● **Data section**
[Start of Attachment]
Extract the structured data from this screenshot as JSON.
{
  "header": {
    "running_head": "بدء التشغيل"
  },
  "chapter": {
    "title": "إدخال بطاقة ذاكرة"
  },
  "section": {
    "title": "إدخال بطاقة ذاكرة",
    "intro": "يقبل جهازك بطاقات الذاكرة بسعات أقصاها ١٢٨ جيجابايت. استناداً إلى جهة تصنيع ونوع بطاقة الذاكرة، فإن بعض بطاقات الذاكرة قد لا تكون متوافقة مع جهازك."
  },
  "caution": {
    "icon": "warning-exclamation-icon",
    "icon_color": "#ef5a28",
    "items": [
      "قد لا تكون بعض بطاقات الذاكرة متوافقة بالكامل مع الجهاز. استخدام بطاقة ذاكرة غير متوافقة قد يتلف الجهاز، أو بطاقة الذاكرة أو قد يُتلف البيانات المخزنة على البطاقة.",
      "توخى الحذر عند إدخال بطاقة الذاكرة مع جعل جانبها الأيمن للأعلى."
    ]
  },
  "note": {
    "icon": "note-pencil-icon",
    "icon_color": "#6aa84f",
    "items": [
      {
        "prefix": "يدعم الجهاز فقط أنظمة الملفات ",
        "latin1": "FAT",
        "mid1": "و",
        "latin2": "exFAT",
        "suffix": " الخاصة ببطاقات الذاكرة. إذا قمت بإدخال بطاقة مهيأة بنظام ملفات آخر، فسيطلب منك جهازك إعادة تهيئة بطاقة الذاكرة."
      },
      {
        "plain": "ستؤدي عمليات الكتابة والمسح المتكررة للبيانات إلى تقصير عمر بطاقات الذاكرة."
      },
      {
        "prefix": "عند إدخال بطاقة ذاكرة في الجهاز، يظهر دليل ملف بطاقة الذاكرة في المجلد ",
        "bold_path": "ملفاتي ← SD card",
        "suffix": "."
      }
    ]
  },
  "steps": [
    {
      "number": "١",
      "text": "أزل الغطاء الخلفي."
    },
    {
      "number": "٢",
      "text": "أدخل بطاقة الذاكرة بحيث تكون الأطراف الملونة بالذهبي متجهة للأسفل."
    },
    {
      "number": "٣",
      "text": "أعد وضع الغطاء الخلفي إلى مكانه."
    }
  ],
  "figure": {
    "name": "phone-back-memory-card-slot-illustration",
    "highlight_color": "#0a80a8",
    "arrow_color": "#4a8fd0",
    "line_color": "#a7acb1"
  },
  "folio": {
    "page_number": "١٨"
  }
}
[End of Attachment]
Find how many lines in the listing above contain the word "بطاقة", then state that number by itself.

● **Exercise output**
8